### About this exercise
Read the data below. Then repeat all of it exactly.
(Records for processing begins)
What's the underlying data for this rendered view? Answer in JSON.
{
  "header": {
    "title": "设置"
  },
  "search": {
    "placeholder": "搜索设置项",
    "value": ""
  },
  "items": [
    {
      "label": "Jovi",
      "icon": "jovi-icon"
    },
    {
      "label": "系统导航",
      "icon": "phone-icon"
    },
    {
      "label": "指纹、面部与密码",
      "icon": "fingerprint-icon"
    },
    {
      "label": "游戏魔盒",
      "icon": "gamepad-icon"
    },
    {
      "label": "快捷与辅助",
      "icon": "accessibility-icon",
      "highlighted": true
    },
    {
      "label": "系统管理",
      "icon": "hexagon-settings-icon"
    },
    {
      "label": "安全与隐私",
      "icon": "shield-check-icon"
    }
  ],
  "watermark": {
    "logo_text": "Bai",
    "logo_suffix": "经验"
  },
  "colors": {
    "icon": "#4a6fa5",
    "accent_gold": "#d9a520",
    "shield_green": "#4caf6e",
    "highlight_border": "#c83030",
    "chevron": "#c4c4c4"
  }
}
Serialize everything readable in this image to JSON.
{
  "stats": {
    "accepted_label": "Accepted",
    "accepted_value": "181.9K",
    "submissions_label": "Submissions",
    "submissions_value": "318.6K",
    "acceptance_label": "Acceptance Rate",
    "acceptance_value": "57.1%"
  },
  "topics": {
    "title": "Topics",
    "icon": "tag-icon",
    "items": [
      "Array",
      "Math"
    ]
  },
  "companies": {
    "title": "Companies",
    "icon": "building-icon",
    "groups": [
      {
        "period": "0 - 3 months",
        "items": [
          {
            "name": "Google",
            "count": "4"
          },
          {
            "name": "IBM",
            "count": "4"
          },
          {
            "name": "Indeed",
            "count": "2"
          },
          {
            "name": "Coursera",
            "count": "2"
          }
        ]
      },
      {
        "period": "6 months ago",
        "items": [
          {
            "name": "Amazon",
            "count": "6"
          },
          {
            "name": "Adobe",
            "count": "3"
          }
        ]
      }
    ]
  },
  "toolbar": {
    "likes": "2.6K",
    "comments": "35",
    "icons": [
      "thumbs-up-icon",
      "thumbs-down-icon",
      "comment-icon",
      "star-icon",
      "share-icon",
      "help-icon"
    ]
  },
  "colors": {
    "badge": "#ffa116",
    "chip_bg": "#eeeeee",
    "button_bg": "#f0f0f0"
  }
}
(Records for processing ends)
### Solution below
What's the underlying data for this rendered view? Answer in JSON.
{
  "header": {
    "title": "设置"
  },
  "search": {
    "placeholder": "搜索设置项",
    "value": ""
  },
  "items": [
    {
      "label": "Jovi",
      "icon": "jovi-icon"
    },
    {
      "label": "系统导航",
      "icon": "phone-icon"
    },
    {
      "label": "指纹、面部与密码",
      "icon": "fingerprint-icon"
    },
    {
      "label": "游戏魔盒",
      "icon": "gamepad-icon"
    },
    {
      "label": "快捷与辅助",
      "icon": "accessibility-icon",
      "highlighted": true
    },
    {
      "label": "系统管理",
      "icon": "hexagon-settings-icon"
    },
    {
      "label": "安全与隐私",
      "icon": "shield-check-icon"
    }
  ],
  "watermark": {
    "logo_text": "Bai",
    "logo_suffix": "经验"
  },
  "colors": {
    "icon": "#4a6fa5",
    "accent_gold": "#d9a520",
    "shield_green": "#4caf6e",
    "highlight_border": "#c83030",
    "chevron": "#c4c4c4"
  }
}
Serialize everything readable in this image to JSON.
{
  "stats": {
    "accepted_label": "Accepted",
    "accepted_value": "181.9K",
    "submissions_label": "Submissions",
    "submissions_value": "318.6K",
    "acceptance_label": "Acceptance Rate",
    "acceptance_value": "57.1%"
  },
  "topics": {
    "title": "Topics",
    "icon": "tag-icon",
    "items": [
      "Array",
      "Math"
    ]
  },
  "companies": {
    "title": "Companies",
    "icon": "building-icon",
    "groups": [
      {
        "period": "0 - 3 months",
        "items": [
          {
            "name": "Google",
            "count": "4"
          },
          {
            "name": "IBM",
            "count": "4"
          },
          {
            "name": "Indeed",
            "count": "2"
          },
          {
            "name": "Coursera",
            "count": "2"
          }
        ]
      },
      {
        "period": "6 months ago",
        "items": [
          {
            "name": "Amazon",
            "count": "6"
          },
          {
            "name": "Adobe",
            "count": "3"
          }
        ]
      }
    ]
  },
  "toolbar": {
    "likes": "2.6K",
    "comments": "35",
    "icons": [
      "thumbs-up-icon",
      "thumbs-down-icon",
      "comment-icon",
      "star-icon",
      "share-icon",
      "help-icon"
    ]
  },
  "colors": {
    "badge": "#ffa116",
    "chip_bg": "#eeeeee",
    "button_bg": "#f0f0f0"
  }
}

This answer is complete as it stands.